Ayrshire Cow

Category: Farm

Ayrshire cows are a large breed used primarily as dairy cows. Hailing from the Highlands of Scotland, the Ayrshire is an adaptable breed that can exist in a range of harsh environmental conditions.

Ayrshire Cow

Ayrshire Cow

Scientific & Common Names

Kingdom - Animalia

Phylum - Chordata

Class - Mammalia

Order - Artiodactyla

Family - Bovidae

Subfamily - Bovinae

Genus - Bos

Species - B. taurus

Common Name - Ayrshire Cow

Characteristics

Ayrshires are typically red and white, though the shade of red can range from light to dark. They can weigh over 1300 lbs. The pattern of coloration and ratio of white to red can vary greatly. Ayrshires are known for their efficiency in milk production and their strong foraging abilities.

Breeding

These cows have few breeding complications, and the young are quite easy to raise.

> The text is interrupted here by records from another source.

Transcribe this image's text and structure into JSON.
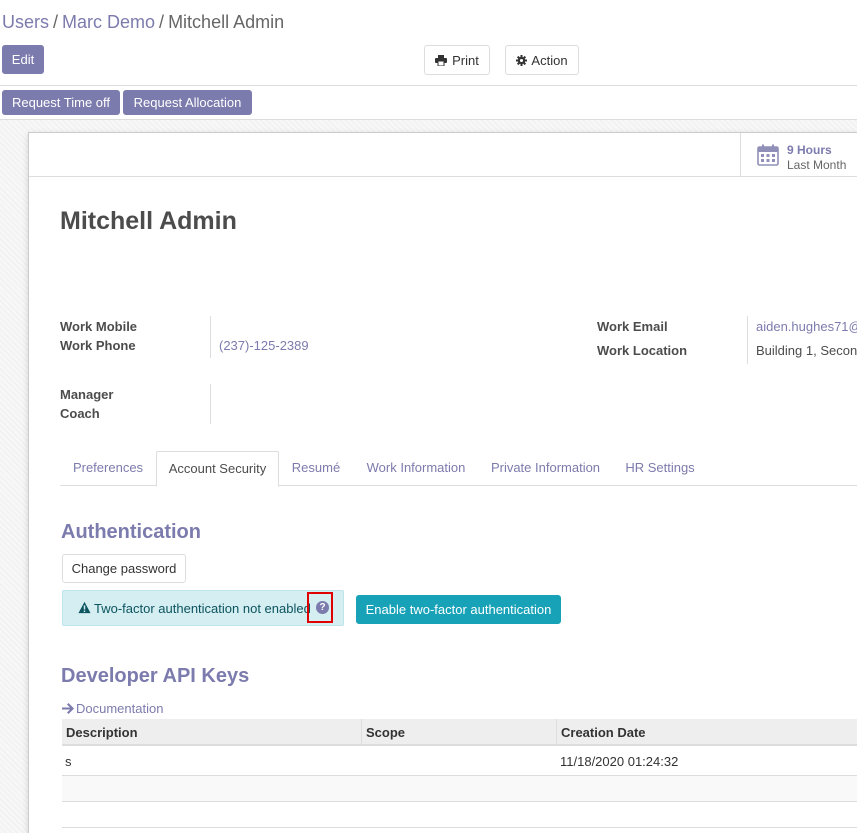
{
  "breadcrumb": {
    "items": [
      "Users",
      "Marc Demo",
      "Mitchell Admin"
    ],
    "separator": "/"
  },
  "control_panel": {
    "edit_label": "Edit",
    "print_label": "Print",
    "action_label": "Action"
  },
  "header_buttons": {
    "request_time_off": "Request Time off",
    "request_allocation": "Request Allocation"
  },
  "stat_button": {
    "value": "9 Hours",
    "caption": "Last Month",
    "icon": "calendar-icon"
  },
  "employee": {
    "name": "Mitchell Admin",
    "work_mobile_label": "Work Mobile",
    "work_phone_label": "Work Phone",
    "work_phone": "(237)-125-2389",
    "manager_label": "Manager",
    "coach_label": "Coach",
    "work_email_label": "Work Email",
    "work_email": "aiden.hughes71@",
    "work_location_label": "Work Location",
    "work_location": "Building 1, Secon"
  },
  "tabs": [
    {
      "label": "Preferences",
      "active": false
    },
    {
      "label": "Account Security",
      "active": true
    },
    {
      "label": "Resumé",
      "active": false
    },
    {
      "label": "Work Information",
      "active": false
    },
    {
      "label": "Private Information",
      "active": false
    },
    {
      "label": "HR Settings",
      "active": false
    }
  ],
  "authentication": {
    "heading": "Authentication",
    "change_password_label": "Change password",
    "alert_text": "Two-factor authentication not enabled",
    "help_icon": "question-circle-icon",
    "enable_2fa_label": "Enable two-factor authentication"
  },
  "api_keys": {
    "heading": "Developer API Keys",
    "documentation_label": "Documentation",
    "columns": [
      "Description",
      "Scope",
      "Creation Date"
    ],
    "rows": [
      {
        "description": "s",
        "scope": "",
        "creation_date": "11/18/2020 01:24:32"
      }
    ]
  },
  "colors": {
    "brand": "#7c7bad",
    "info": "#17a2b8",
    "alert_bg": "#d4eef1",
    "highlight": "#e00000"
  }
}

This contributes to their desirability as a dairy cow, along with their longevity and good health.

Behavior

This cow exhibits strong character and can be difficult at times. They can be stubborn and hard to train.

History

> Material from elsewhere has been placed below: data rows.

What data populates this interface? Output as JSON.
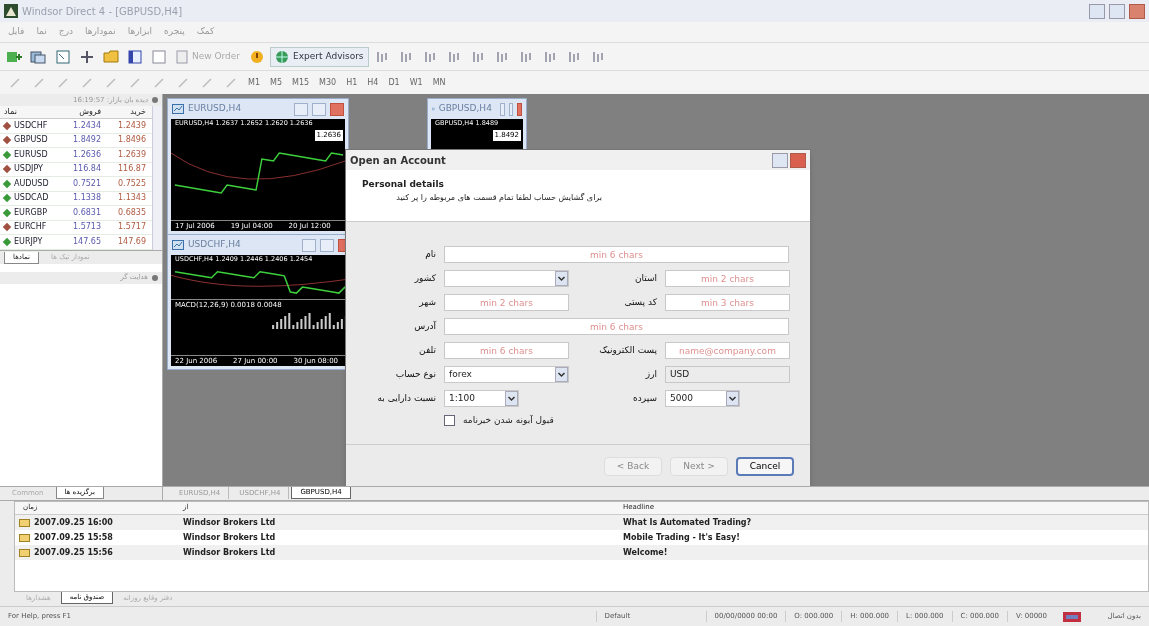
{
  "window": {
    "title": "Windsor Direct 4 - [GBPUSD,H4]"
  },
  "menu": [
    "کمک",
    "پنجره",
    "ابزارها",
    "نمودارها",
    "درج",
    "نما",
    "فایل"
  ],
  "toolbar": {
    "new_order": "New Order",
    "expert_advisors": "Expert Advisors"
  },
  "timeframes": [
    "M1",
    "M5",
    "M15",
    "M30",
    "H1",
    "H4",
    "D1",
    "W1",
    "MN"
  ],
  "market_watch": {
    "title": "دیده بان بازار: 16:19:57",
    "symbol_header": "نماد",
    "bid_header": "فروش",
    "ask_header": "خرید",
    "rows": [
      {
        "symbol": "USDCHF",
        "bid": "1.2434",
        "ask": "1.2439",
        "color": "#a05040"
      },
      {
        "symbol": "GBPUSD",
        "bid": "1.8492",
        "ask": "1.8496",
        "color": "#a05040"
      },
      {
        "symbol": "EURUSD",
        "bid": "1.2636",
        "ask": "1.2639",
        "color": "#3a9a3a"
      },
      {
        "symbol": "USDJPY",
        "bid": "116.84",
        "ask": "116.87",
        "color": "#a05040"
      },
      {
        "symbol": "AUDUSD",
        "bid": "0.7521",
        "ask": "0.7525",
        "color": "#3a9a3a"
      },
      {
        "symbol": "USDCAD",
        "bid": "1.1338",
        "ask": "1.1343",
        "color": "#3a9a3a"
      },
      {
        "symbol": "EURGBP",
        "bid": "0.6831",
        "ask": "0.6835",
        "color": "#3a9a3a"
      },
      {
        "symbol": "EURCHF",
        "bid": "1.5713",
        "ask": "1.5717",
        "color": "#a05040"
      },
      {
        "symbol": "EURJPY",
        "bid": "147.65",
        "ask": "147.69",
        "color": "#3a9a3a"
      }
    ],
    "tabs": [
      {
        "label": "نمودار تیک ها",
        "selected": false
      },
      {
        "label": "نمادها",
        "selected": true
      }
    ]
  },
  "navigator": {
    "title": "هدایت گر",
    "tabs": [
      {
        "label": "Common",
        "selected": false
      },
      {
        "label": "برگزیده ها",
        "selected": true
      }
    ]
  },
  "charts": [
    {
      "title": "EURUSD,H4",
      "header": "EURUSD,H4 1.2637 1.2652 1.2620 1.2636",
      "price": "1.2636",
      "dates": [
        "17 Jul 2006",
        "19 Jul 04:00",
        "20 Jul 12:00"
      ]
    },
    {
      "title": "GBPUSD,H4",
      "header": "GBPUSD,H4 1.8489",
      "price": "1.8492"
    },
    {
      "title": "USDCHF,H4",
      "header": "USDCHF,H4 1.2409 1.2446 1.2406 1.2454",
      "indicator": "MACD(12,26,9) 0.0018 0.0048",
      "dates": [
        "22 Jun 2006",
        "27 Jun 00:00",
        "30 Jun 08:00"
      ]
    }
  ],
  "chart_tabs": [
    {
      "label": "EURUSD,H4",
      "selected": false
    },
    {
      "label": "USDCHF,H4",
      "selected": false
    },
    {
      "label": "GBPUSD,H4",
      "selected": true
    }
  ],
  "dialog": {
    "title": "Open an Account",
    "heading": "Personal details",
    "subtitle": "برای گشایش حساب لطفا تمام قسمت های مربوطه را پر کنید",
    "name": {
      "label": "نام",
      "placeholder": "min 6 chars"
    },
    "country": {
      "label": "کشور"
    },
    "state": {
      "label": "استان",
      "placeholder": "min 2 chars"
    },
    "city": {
      "label": "شهر",
      "placeholder": "min 2 chars"
    },
    "zip": {
      "label": "کد پستی",
      "placeholder": "min 3 chars"
    },
    "address": {
      "label": "آدرس",
      "placeholder": "min 6 chars"
    },
    "phone": {
      "label": "تلفن",
      "placeholder": "min 6 chars"
    },
    "email": {
      "label": "پست الکترونیک",
      "placeholder": "name@company.com"
    },
    "account_type": {
      "label": "نوع حساب",
      "value": "forex"
    },
    "currency": {
      "label": "ارز",
      "value": "USD",
      "disabled": true
    },
    "leverage": {
      "label": "نسبت دارایی به",
      "value": "1:100"
    },
    "deposit": {
      "label": "سپرده",
      "value": "5000"
    },
    "newsletter": {
      "label": "قبول آبونه شدن خبرنامه",
      "checked": false
    },
    "buttons": [
      {
        "label": "< Back",
        "disabled": true
      },
      {
        "label": "Next >",
        "disabled": true
      },
      {
        "label": "Cancel",
        "disabled": false
      }
    ]
  },
  "news": {
    "time_header": "زمان",
    "from_header": "از",
    "headline_header": "Headline",
    "rows": [
      {
        "time": "2007.09.25 16:00",
        "from": "Windsor Brokers Ltd",
        "headline": "What Is Automated Trading?"
      },
      {
        "time": "2007.09.25 15:58",
        "from": "Windsor Brokers Ltd",
        "headline": "Mobile Trading - It's Easy!"
      },
      {
        "time": "2007.09.25 15:56",
        "from": "Windsor Brokers Ltd",
        "headline": "Welcome!"
      }
    ],
    "tabs": [
      {
        "label": "دفتر وقایع روزانه",
        "selected": false
      },
      {
        "label": "صندوق نامه",
        "selected": true
      },
      {
        "label": "هشدارها",
        "selected": false
      }
    ]
  },
  "status_bar": {
    "help": "For Help, press F1",
    "profile": "Default",
    "datetime": "00/00/0000 00:00",
    "open": "O: 000.000",
    "high": "H: 000.000",
    "low": "L: 000.000",
    "close": "C: 000.000",
    "volume": "V: 00000",
    "connection": "بدون اتصال"
  }
}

Although the Ayrshire cow is now native to Ayr County in Scotland, and that's where its name derives, many experts now believe they may have originated in Holland. Though Ayrshires can be unruly, many farmers prefer them thanks to their longevity, hardiness, and low difficulty calf rearing. While they are most prevalent in the United Kingdom, Ayrshires can be seen all over the world, including Pennsylvania, Connecticut, and other states found in the American northeast.

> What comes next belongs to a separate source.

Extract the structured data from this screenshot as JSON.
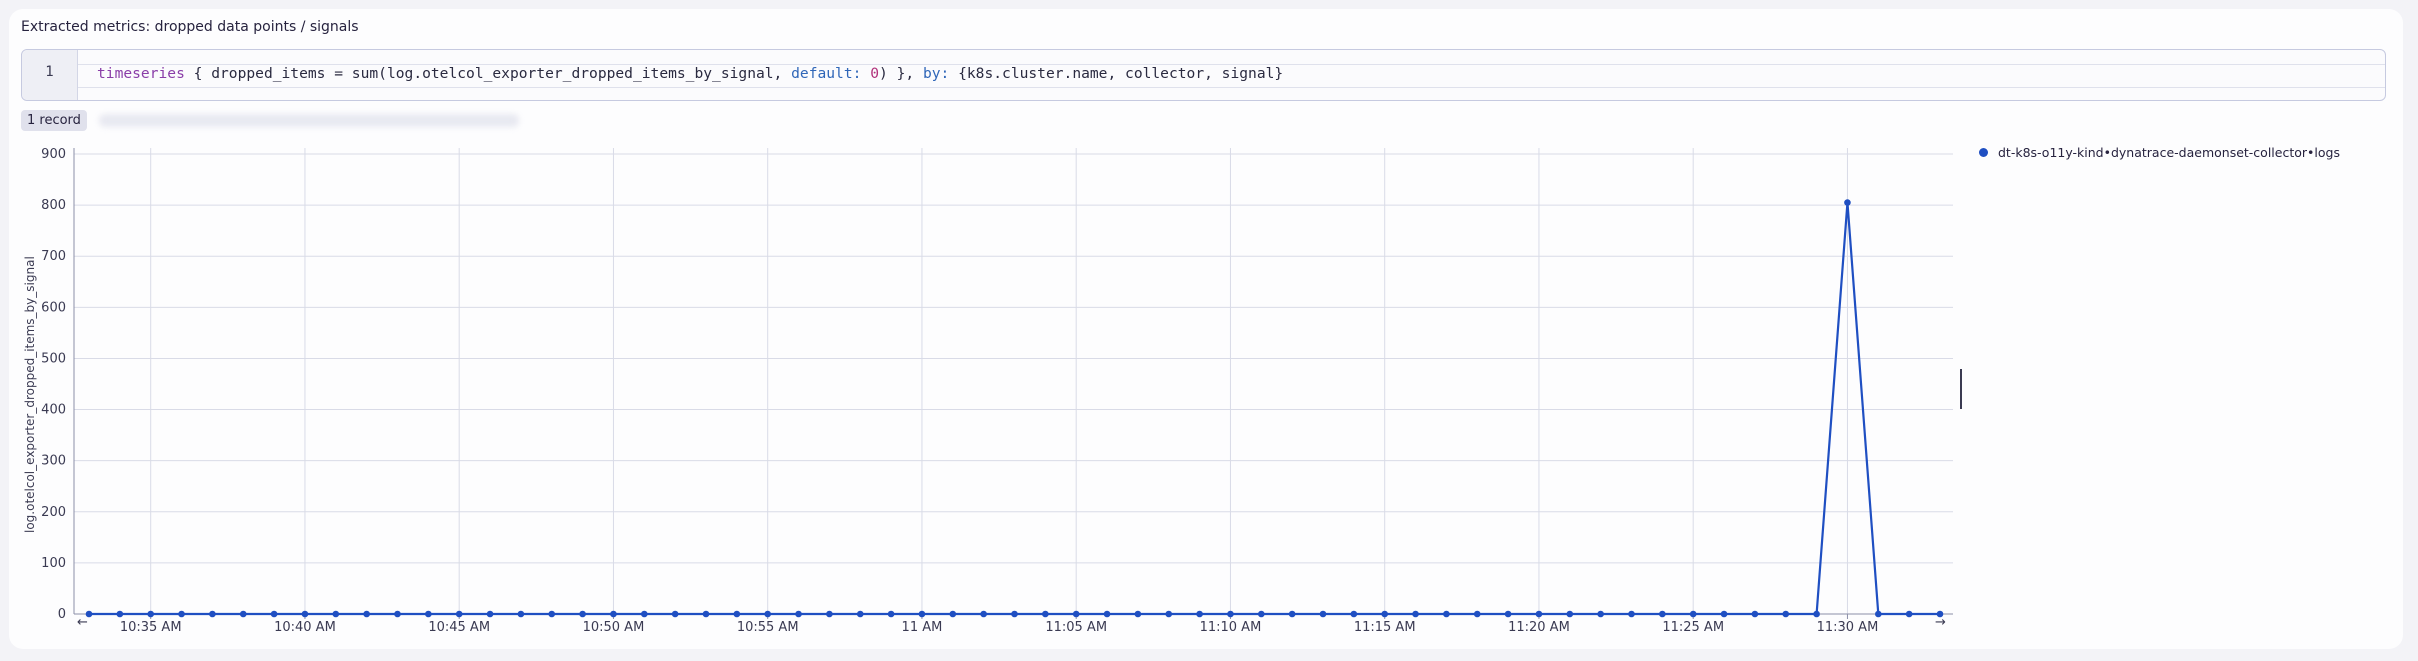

Present Status

There are over 60,000 Ayrshires in the United Kingdom. However, the breed has declined in the United States. It is classed as "recovering", but it still requires observation to ensure that it endures in North America.